__Action item__
Report back each line of the records that contains the string "Windows".

Data excerpts:
:::
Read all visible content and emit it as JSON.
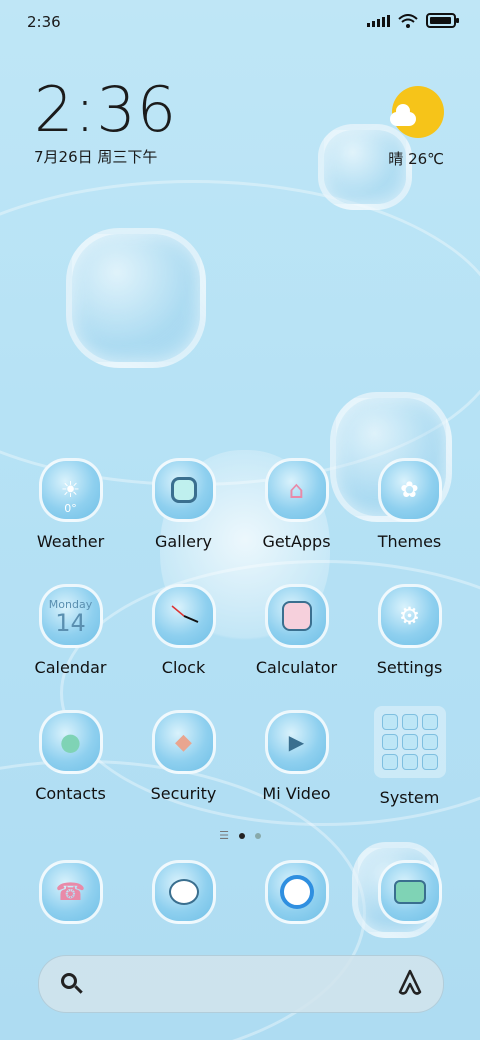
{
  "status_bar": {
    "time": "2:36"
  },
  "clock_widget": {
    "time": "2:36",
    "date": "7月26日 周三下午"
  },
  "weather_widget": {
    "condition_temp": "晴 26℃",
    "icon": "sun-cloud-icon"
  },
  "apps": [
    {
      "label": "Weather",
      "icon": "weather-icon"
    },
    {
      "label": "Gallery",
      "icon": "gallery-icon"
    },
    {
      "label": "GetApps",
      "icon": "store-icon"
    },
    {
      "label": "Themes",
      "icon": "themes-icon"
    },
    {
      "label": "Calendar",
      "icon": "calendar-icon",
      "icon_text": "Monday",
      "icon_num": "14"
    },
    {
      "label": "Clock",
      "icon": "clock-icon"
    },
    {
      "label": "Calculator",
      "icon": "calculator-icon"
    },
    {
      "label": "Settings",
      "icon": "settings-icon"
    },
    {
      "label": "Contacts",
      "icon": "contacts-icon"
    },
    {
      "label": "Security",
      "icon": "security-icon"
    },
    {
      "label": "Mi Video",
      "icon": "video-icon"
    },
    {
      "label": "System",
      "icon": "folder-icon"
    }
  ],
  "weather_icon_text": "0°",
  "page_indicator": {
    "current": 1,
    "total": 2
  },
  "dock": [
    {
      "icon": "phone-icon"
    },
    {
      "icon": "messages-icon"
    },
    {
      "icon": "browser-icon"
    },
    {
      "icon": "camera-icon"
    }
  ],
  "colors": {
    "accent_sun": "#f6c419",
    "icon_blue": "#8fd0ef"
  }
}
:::
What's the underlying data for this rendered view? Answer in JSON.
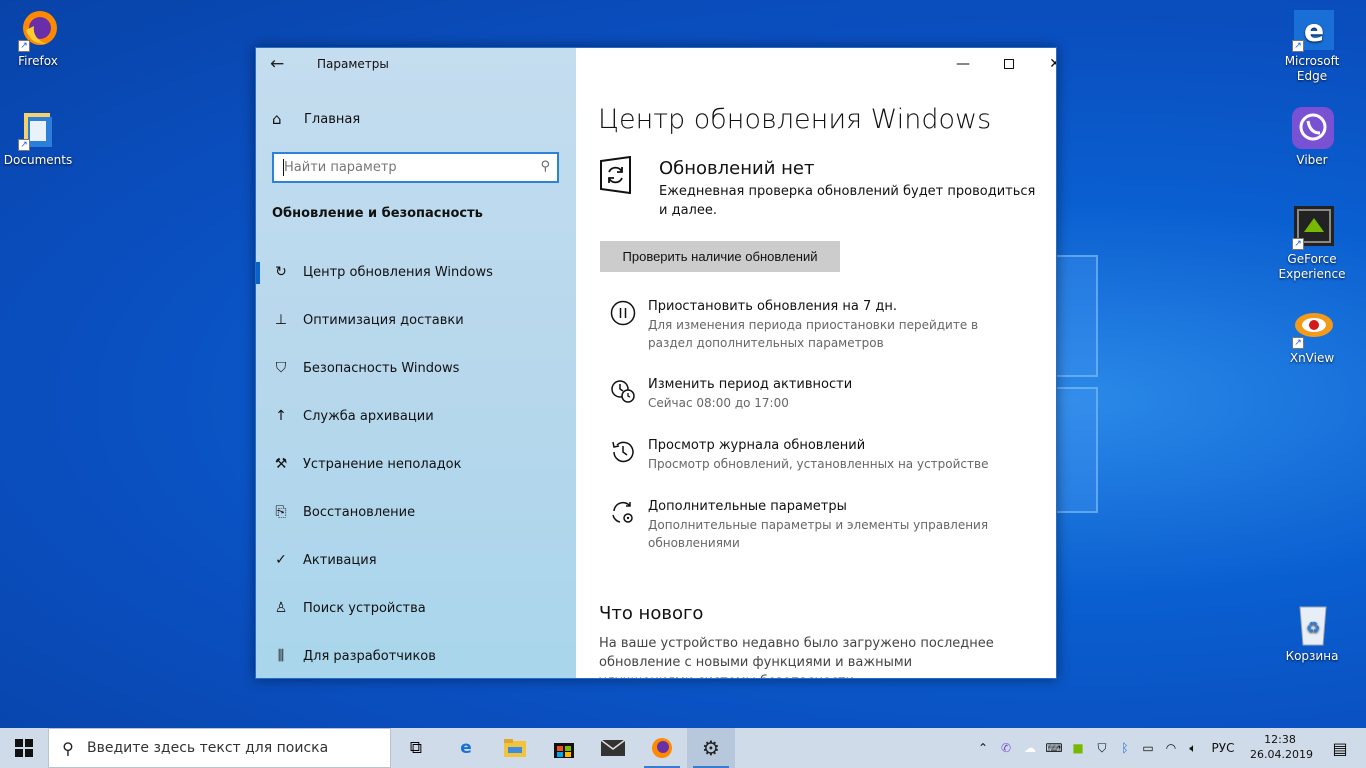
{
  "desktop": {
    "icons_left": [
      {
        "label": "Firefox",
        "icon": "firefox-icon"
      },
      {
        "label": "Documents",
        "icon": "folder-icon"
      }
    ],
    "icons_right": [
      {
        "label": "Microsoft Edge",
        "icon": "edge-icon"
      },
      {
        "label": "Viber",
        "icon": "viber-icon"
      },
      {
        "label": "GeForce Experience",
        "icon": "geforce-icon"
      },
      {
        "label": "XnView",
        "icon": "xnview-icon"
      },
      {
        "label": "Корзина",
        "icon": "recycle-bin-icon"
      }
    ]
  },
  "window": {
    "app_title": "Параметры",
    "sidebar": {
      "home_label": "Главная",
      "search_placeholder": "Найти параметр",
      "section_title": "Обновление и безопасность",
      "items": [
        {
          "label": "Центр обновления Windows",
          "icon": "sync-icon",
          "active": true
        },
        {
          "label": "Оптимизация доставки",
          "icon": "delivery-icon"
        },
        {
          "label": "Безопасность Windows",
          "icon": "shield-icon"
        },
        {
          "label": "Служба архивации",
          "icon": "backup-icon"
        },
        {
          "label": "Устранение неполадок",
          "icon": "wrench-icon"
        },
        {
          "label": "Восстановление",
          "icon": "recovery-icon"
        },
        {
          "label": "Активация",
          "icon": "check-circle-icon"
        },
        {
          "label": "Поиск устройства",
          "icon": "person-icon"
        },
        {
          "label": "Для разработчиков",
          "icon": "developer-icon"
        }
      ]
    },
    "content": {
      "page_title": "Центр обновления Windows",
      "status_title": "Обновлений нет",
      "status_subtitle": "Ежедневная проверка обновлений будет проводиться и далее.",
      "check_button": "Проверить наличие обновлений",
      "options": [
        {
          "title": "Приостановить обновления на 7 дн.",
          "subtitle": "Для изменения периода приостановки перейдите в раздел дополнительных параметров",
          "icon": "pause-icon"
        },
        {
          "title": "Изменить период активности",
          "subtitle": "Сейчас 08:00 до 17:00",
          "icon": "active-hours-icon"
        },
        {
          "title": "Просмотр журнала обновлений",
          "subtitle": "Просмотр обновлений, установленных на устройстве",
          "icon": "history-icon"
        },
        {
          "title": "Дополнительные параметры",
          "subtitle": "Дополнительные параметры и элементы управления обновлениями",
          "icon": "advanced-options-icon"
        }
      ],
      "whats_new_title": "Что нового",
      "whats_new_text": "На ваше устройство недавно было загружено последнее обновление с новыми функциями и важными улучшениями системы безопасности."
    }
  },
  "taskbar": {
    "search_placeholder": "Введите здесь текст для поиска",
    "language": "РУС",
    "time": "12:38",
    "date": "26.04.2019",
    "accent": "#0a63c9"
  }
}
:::
__Output for this exercise__
          "label": "Центр обновления Windows",
          "label": "Безопасность Windows",
      "page_title": "Центр обновления Windows",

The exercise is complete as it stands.